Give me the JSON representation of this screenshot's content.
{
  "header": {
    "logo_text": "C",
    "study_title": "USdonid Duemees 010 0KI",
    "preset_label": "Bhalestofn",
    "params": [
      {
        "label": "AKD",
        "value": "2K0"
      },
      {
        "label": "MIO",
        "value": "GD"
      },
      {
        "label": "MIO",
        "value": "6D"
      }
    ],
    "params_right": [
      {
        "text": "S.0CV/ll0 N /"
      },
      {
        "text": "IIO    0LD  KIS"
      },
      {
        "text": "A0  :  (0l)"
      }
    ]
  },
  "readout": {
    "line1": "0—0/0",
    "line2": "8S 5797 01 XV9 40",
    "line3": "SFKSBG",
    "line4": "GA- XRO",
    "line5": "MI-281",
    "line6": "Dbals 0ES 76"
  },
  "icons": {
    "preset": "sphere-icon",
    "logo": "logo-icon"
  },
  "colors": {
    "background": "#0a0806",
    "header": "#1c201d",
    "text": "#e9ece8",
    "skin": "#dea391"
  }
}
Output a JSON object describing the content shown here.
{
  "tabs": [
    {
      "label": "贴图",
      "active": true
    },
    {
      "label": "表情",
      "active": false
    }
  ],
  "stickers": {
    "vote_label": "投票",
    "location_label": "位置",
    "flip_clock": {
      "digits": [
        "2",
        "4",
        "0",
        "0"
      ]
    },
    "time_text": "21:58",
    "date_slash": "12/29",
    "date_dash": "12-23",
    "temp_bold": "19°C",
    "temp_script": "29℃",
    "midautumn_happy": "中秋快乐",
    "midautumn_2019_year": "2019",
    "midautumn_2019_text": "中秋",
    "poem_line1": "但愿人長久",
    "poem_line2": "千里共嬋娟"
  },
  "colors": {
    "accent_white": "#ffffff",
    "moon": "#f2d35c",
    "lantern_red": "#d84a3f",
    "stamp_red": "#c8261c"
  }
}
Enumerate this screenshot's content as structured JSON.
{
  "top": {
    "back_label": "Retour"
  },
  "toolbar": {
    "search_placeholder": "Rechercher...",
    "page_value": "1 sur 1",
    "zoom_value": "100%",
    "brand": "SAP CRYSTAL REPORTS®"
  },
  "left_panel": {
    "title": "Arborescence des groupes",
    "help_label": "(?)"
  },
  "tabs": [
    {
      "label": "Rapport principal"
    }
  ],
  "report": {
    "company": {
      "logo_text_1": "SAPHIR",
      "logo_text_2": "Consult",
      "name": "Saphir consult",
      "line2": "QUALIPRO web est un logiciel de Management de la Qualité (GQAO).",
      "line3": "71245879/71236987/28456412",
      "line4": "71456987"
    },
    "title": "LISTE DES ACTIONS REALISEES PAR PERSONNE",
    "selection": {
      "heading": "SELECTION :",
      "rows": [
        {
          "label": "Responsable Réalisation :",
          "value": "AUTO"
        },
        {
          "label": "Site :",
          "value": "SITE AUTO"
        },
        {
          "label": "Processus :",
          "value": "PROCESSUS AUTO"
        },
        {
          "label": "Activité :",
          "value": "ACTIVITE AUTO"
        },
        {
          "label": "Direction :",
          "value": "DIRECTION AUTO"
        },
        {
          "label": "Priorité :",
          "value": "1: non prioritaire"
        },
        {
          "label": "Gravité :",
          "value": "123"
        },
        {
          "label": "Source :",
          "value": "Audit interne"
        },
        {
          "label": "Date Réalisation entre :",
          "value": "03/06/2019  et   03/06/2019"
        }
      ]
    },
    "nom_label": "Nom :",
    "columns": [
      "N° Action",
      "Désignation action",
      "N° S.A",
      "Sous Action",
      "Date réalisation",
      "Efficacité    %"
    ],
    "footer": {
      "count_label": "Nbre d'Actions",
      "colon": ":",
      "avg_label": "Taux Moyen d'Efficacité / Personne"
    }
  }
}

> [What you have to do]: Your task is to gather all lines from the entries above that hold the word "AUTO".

> [Answer for this exercise]:
          "value": "AUTO"
          "value": "SITE AUTO"
          "value": "PROCESSUS AUTO"
          "value": "ACTIVITE AUTO"
          "value": "DIRECTION AUTO"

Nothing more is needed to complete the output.